Slide 1

First Baptist Church

First Baptist Church

(Demolished in 1972)

first baptist church 1910

First Baptist Church c. 1910. Image courtesy Ken Frew

The First Baptist Church of Harrisburg can trace its roots to 1830 when the Rev. Dyer A. Nicols was sent to Harrisburg by the Pennsylvania Baptist Board of Missions to organize a congregation. The church’s first building was on Front Street between Walnut and Locust Streets until 1858 when the much larger church was erected on the northeast corner of N. Second and Pine Streets. Highlighted by a Greek Revival-styled portico and originally planned but never built steeple, this building was present during the Civil War.

The ladies appointed by the First Baptist Church to the original Home for the Friendless Board of Managers in 1866 were Mrs. Eliza Cunkle and Mrs. Christian Frazer.

Further Historical Retrospection

First Baptist founders first met in the Unitarian Church on Locust Street that would later become the Methodist Church in 1837. The first baptism took place there on July 4, 1830. A year later in 1831, the Church that was organized as the First Baptist Mission Church of Harrisburg erected a building on Front Street between Walnut and Pine Streets. This was the congregation’s first home.
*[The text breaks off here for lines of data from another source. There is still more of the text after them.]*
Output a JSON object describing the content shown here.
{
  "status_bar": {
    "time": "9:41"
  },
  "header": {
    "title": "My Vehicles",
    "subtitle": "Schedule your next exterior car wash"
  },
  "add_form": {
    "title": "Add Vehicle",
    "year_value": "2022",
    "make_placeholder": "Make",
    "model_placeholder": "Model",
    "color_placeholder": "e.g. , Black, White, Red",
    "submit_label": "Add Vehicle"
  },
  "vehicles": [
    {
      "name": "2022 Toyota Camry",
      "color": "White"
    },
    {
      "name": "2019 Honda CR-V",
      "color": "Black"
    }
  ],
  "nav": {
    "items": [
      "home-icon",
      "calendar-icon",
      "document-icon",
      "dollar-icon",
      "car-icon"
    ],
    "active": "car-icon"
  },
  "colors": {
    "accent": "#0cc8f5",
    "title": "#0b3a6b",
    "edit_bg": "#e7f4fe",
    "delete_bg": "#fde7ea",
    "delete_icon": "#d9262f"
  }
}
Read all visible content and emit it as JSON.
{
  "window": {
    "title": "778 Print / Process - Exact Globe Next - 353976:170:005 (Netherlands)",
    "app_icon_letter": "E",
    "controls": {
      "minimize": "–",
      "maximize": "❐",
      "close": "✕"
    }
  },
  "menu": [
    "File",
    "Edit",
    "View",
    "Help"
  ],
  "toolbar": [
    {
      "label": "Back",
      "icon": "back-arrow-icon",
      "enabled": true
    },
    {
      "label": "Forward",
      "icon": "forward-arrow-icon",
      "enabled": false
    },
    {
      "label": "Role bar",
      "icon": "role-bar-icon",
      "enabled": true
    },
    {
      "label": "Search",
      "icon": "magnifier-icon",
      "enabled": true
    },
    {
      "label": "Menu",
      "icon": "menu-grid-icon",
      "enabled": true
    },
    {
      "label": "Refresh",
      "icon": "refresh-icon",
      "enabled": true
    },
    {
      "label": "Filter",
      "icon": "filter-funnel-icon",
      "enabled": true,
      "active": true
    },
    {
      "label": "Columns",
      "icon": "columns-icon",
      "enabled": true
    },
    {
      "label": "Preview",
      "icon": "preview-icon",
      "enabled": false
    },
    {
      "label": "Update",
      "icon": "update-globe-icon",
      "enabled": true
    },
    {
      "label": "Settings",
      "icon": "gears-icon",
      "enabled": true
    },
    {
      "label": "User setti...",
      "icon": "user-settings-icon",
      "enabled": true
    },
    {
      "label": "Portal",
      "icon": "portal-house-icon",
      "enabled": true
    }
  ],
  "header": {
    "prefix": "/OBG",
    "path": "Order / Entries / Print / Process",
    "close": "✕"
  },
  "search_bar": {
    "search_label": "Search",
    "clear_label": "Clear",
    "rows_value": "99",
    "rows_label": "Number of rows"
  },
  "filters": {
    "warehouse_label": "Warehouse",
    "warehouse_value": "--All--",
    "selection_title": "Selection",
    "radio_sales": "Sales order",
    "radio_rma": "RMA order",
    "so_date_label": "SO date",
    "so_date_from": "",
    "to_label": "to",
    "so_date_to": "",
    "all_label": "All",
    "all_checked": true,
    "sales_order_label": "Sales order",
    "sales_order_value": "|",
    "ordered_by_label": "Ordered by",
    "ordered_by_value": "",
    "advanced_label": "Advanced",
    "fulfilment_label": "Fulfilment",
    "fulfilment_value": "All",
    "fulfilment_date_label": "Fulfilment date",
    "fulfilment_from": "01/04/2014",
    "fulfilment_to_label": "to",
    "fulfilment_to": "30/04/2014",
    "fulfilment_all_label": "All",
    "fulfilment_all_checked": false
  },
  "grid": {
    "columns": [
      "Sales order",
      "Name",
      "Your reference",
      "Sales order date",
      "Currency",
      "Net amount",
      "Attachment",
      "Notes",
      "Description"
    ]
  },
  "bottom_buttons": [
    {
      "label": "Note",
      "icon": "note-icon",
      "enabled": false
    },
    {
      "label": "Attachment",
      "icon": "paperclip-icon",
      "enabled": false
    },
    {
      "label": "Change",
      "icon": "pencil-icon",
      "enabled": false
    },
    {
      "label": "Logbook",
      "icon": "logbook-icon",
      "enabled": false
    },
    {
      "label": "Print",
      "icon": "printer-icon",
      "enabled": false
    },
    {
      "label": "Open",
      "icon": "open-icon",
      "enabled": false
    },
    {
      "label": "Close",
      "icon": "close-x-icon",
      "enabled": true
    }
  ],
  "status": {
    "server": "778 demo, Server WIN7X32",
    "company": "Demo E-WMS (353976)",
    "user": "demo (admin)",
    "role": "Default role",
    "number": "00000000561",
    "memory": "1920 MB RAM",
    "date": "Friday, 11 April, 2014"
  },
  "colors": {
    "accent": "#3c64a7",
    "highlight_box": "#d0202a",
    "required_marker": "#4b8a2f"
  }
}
Because of its growth in membership, the congregation vacated this building and started on a new one in 1854 on the southeast corner of N. Second and Pine Streets. Designed by Philadelphia architects Joseph C. Hoxie (who also designed Market Square Presbyterian Church) and Norris G. Starkweather, the building was under roof by 1858 but not completed until 1865.

First Baptist Church

Library of Congress, c. 1855

A rendering of this new church appeared on an 1855 map entitled “View of Harrisburg Penn” by J.T. Williams, showed a tremendous steeple and spire on the structure. It appeared this was inspirational in approach because there has been no indication that a spire was ever erected.

While not containing a steeple or spire, the church was nonetheless an important architectural landmark for the period especially as it was highlighted by a prominent Greek Revival-styled portico with Ionic-capped columns and a generous collection of stained-glass windows.

In the latter part of the 20th Century, the Second and Pine Street location became less convenient for a growing population of Baptist congregates. This resulted in the Church moving to the existing Market Street Baptist Church at Fifteenth and Market Streets on Allison Hill. Further, the property at Second and Pine had become more valuable over the years because of the increase in the expansion of the Central Business District. Accordingly, the church building was sold in the early 1970’s and was demolished by 1972 for the erection of a bank building.